*What to produce*: Each line of the data should be given again exactly.

*Exercise materials*:
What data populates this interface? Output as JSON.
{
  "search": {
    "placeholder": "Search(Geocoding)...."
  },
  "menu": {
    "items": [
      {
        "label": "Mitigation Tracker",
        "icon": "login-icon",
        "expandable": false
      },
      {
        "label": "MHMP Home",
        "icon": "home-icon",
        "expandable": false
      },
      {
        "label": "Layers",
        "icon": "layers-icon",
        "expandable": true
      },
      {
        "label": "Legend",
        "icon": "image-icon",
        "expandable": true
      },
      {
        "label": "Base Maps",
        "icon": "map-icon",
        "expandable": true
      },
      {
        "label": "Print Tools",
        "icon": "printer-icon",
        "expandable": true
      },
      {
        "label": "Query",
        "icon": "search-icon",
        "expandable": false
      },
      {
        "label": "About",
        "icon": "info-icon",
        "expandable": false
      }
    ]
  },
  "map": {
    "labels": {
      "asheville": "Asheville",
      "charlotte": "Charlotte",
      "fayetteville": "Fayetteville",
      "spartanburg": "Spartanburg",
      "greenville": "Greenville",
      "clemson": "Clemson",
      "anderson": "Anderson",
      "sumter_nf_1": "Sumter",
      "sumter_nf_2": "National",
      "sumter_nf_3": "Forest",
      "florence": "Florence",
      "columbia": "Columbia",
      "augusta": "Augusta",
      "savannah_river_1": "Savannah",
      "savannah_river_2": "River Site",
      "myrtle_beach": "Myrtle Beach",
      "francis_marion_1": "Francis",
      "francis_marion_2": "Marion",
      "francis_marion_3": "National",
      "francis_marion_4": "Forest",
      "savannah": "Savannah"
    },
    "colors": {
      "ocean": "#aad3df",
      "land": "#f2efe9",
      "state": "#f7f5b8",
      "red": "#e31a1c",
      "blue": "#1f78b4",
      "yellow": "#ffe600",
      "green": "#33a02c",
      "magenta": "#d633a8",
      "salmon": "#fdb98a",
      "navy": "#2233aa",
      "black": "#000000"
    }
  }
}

*Answer*:
What data populates this interface? Output as JSON.
{
  "search": {
    "placeholder": "Search(Geocoding)...."
  },
  "menu": {
    "items": [
      {
        "label": "Mitigation Tracker",
        "icon": "login-icon",
        "expandable": false
      },
      {
        "label": "MHMP Home",
        "icon": "home-icon",
        "expandable": false
      },
      {
        "label": "Layers",
        "icon": "layers-icon",
        "expandable": true
      },
      {
        "label": "Legend",
        "icon": "image-icon",
        "expandable": true
      },
      {
        "label": "Base Maps",
        "icon": "map-icon",
        "expandable": true
      },
      {
        "label": "Print Tools",
        "icon": "printer-icon",
        "expandable": true
      },
      {
        "label": "Query",
        "icon": "search-icon",
        "expandable": false
      },
      {
        "label": "About",
        "icon": "info-icon",
        "expandable": false
      }
    ]
  },
  "map": {
    "labels": {
      "asheville": "Asheville",
      "charlotte": "Charlotte",
      "fayetteville": "Fayetteville",
      "spartanburg": "Spartanburg",
      "greenville": "Greenville",
      "clemson": "Clemson",
      "anderson": "Anderson",
      "sumter_nf_1": "Sumter",
      "sumter_nf_2": "National",
      "sumter_nf_3": "Forest",
      "florence": "Florence",
      "columbia": "Columbia",
      "augusta": "Augusta",
      "savannah_river_1": "Savannah",
      "savannah_river_2": "River Site",
      "myrtle_beach": "Myrtle Beach",
      "francis_marion_1": "Francis",
      "francis_marion_2": "Marion",
      "francis_marion_3": "National",
      "francis_marion_4": "Forest",
      "savannah": "Savannah"
    },
    "colors": {
      "ocean": "#aad3df",
      "land": "#f2efe9",
      "state": "#f7f5b8",
      "red": "#e31a1c",
      "blue": "#1f78b4",
      "yellow": "#ffe600",
      "green": "#33a02c",
      "magenta": "#d633a8",
      "salmon": "#fdb98a",
      "navy": "#2233aa",
      "black": "#000000"
    }
  }
}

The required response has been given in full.